Igor Simić on the Connection Between Art, Technology, Game Development, and Artificial Intelligence

Pandora Conference,
22-23. November, Belgrade
On August 23, 2023, we had the opportunity to interview Igor Simić, the director and founder of Demagog Studio, a Serbian company. We explored the connection between art, technology, game development, and artificial intelligence. You can watch the full interview here.

Pandora: As someone from the fields of film and art, how has the field of game development affected you? How did you find yourself building and envisioning entire digital/virtual worlds?

Igor: It happened by chance. My friends are engineers, and I had built a career in contemporary art. Together, we created two video games. One of those games, which depicts a factory where children produce toys, and players have to make the children productive, was exhibited at an international festival in Frankfurt. However, a few years later, one of my friends challenged me to come up with an idea with commercial potential. This led to the creation of the game “Golf Club Wasteland,” which initiated the development of three different video games focused on world-building.

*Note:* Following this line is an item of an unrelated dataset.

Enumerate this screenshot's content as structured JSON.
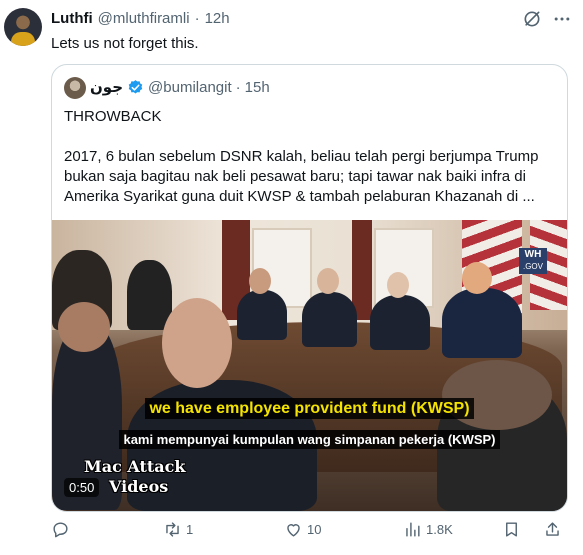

Pandora: Where do you see the greatest potential for applying creativity within the field of game development?

Igor: Creativity in storytelling remains a constant element over time. While the ability of artificial intelligence (AI) to generate film scripts is interesting, it mainly serves as a way to reduce risk in producing films for a broader audience. By analyzing data on what works, producers can replicate successful formulas. However, when examining the history of storytelling, fundamental elements emerge: memorable characters, a connection to the fictional world, and a link to real-world issues. Creativity in storytelling is reduced to these fundamental aspects, which can be traced back to ancient storytellers like Homer.

Pandora: You co-founded Demagog Studio. What approach do you take in that regard?

Igor: The game “Golf Club Wasteland” created by Demagog Studio explores a dystopian future in which the ultra-wealthy 0.1%, including figures like Jeff Bezos and Elon Musk, evacuate to Tesla City on Mars due to a climate catastrophe. Years later, they return to Earth to play golf amidst the ruins. This game garnered attention due to its satire related to Silicon Valley and was directly presented to Apple. It served as the catalyst for Demagog Studio’s ongoing efforts to create a world. The main storytelling tool in the game is a radio program called “Radio Nostalgia for Mars,” where people on Mars reminisce about their past lives on Earth. Demagog Studio is currently working on two more games, “The Cub” and “High Water,” which also include in-game radio and explore themes of life in flood areas and the struggle for emigration to Mars before launch.

Pandora: How do you use art to create new value in the digital space?

Igor: The new value of our company lies in creating intellectual property that can expand into various media, similar to Marvel. We have an extensive approach, creating a world that can be experienced through games, film, series, animation, toys, and more. We use YouTube to showcase clips and have short films, simultaneously monetizing music and scripts for potential series. We also provide different gaming experiences to cater to a broader audience. Regarding creativity, new value arises from creating our content in-house, including music, to ensure fairness and inclusivity for all collaborators. We care about payments and strive to ensure that everyone has a stake in the world we create.

Pandora: How do you understand the concept of “data,” and does it play a role in your creative or production process?

Igor: The focus is on reducing barriers in interactions with technology, especially in using tools like Unity to manage scenes and set up digital characters. We don’t rely too much on traditional data usage, unlike mobile games that track user behavior. However, we use data to some extent, especially for minor aspects like creating collectibles in the game. We also use artificial intelligence tools to quickly generate and select interesting headline images for in-game newspapers.

Pandora: Art and technology have influenced each other for centuries. How do you see the impact of technology and data in the coming decades?

Igor: I believe technological advancements reveal the true role of artists. Artists will never be in danger; instead, the boundaries of creativity, intelligence, and new possibilities will be pushed forward by advancements like artificial intelligence. I spoke about the most important artwork of the 20th century, Marcel Duchamp’s urinal. The possibilities are limitless, so if artificial intelligence proves to create more interesting paintings than some painters, painting hasn’t been interesting for the last hundred years. It’s simply pushing the boundaries of creativity, intelligence, new possibilities, and making us better.

If you’re interested in the future of game development with artificial intelligence, you have the opportunity to apply for this year’s Pandora Conference, which will be held at Sava Centar from November 22 to 23.

Early bird tickets are available until September 18 through the website, and the entire playlist of last year’s lectures is available here: